The Brunswick News
German Vargas described coding as “electronic Play-Doh” to the group of middle-school students.
The fun part, he told them, was that they could create anything their imaginations concocted if they used the right coding tools.
“You will be given all these different options, and from all those options you can do whatever you want to do,” said Vargas, assistant vice president for academic student engagement at the College of Coastal Georgia. “… You’re going to do this from scratch.”
Vargas then turned the lesson over to a group of College of Coastal Georgia students, who led the remainder of the coding instruction at the Big Play Center of Excellence, where Coastal Outreach Soccer runs its after-school academic programs.
The college students visited the after-school program many times this semester to teach coding through a partnership with the college’s Math and Engineering Club and Coastal Outreach Soccer.
“It’s been really fun. They’ve all responded really well,” said Julia Garner, a junior mathematics major who helped with the tutoring. “They’re all energetic and happy to learn, which is the best thing you can see out of any kind of student.”

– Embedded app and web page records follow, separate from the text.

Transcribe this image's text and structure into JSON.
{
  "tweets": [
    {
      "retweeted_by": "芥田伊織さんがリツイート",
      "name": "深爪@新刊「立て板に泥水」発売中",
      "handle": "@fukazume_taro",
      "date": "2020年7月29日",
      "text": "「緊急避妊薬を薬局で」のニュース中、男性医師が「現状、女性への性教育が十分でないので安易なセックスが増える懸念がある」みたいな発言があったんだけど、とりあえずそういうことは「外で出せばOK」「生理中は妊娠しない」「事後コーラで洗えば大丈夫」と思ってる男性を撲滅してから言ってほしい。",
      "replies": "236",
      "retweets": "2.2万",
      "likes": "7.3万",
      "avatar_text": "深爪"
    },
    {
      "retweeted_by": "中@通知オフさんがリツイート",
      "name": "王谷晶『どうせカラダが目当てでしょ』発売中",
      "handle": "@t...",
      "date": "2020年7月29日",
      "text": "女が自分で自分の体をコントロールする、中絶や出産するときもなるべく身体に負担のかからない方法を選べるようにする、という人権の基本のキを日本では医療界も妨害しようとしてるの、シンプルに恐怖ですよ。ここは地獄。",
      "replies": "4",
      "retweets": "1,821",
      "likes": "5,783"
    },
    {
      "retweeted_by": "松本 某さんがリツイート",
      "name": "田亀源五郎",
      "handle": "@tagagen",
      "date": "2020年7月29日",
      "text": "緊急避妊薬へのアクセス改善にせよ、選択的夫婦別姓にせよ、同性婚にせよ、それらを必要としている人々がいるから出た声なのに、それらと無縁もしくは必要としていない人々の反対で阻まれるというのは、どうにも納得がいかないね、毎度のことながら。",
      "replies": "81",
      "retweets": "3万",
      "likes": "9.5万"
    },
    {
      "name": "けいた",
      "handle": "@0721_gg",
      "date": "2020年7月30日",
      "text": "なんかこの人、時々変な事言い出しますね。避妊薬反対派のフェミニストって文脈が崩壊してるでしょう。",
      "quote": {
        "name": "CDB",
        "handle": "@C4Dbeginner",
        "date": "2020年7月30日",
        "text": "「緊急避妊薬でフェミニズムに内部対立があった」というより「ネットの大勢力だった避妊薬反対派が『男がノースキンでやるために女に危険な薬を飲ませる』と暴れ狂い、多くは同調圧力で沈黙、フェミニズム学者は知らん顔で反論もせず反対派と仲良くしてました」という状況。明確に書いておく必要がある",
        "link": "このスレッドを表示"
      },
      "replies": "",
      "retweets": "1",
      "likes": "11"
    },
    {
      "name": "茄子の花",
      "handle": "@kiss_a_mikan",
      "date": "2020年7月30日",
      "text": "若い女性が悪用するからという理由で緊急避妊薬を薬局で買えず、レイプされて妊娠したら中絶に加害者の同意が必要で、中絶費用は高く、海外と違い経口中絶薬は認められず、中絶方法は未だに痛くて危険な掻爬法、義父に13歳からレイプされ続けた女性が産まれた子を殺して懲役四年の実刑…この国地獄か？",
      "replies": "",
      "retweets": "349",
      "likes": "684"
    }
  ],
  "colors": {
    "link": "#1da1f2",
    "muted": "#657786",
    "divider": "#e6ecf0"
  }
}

The partnership with the college began with a conversation between Glynn County Schools administrators and Shawn Williams, the founder of Coastal Outreach Soccer.
Williams was seeking ways to create more STEM education opportunities in the community. When he asked for support, he said he received quick and eager assistance.
“We’re reinforcing what they’re learning in the classroom and taking that to another level of being able to problem solve and to engage,” he said.
Williams hopes to add robotics education this summer if grant funding comes through.
The students in the after-school program at the academic center also participate in the soccer program. Williams hopes that the students will learn to associate their love for soccer with the education opportunities they’re also receiving.
Coastal Outreach Soccer also added a book club for its girls this year that has been led by local female community leaders who can serve as mentors.
“Through the Women’s Sports Foundation, they sent us books to be able to engage our girls,” Williams said. “This was a national initiative for us to be able to start getting our young ladies involved in reading and also for them to see other athletes and to be able to read about the challenges that they’ve had to overcome and also the successes that they’ve had.”
The ultimate goal of Coastal Outreach Soccer, Williams said, is to help students reach graduation. The coding lessons and book club contribute to that greater purpose, he said.
“We are reinforcing that education is an important part of this program,” Williams said.
The coding lessons with the college students began with the basics and progressed to the point that the younger students were creating their own codes. Coding could open a trove of opportunities for the students, Vargas said.
“You can do so many things with coding that it’s going to be a skill that is going to be useful not only if they’re going into computer science but for any discipline that they’re going into,” he said.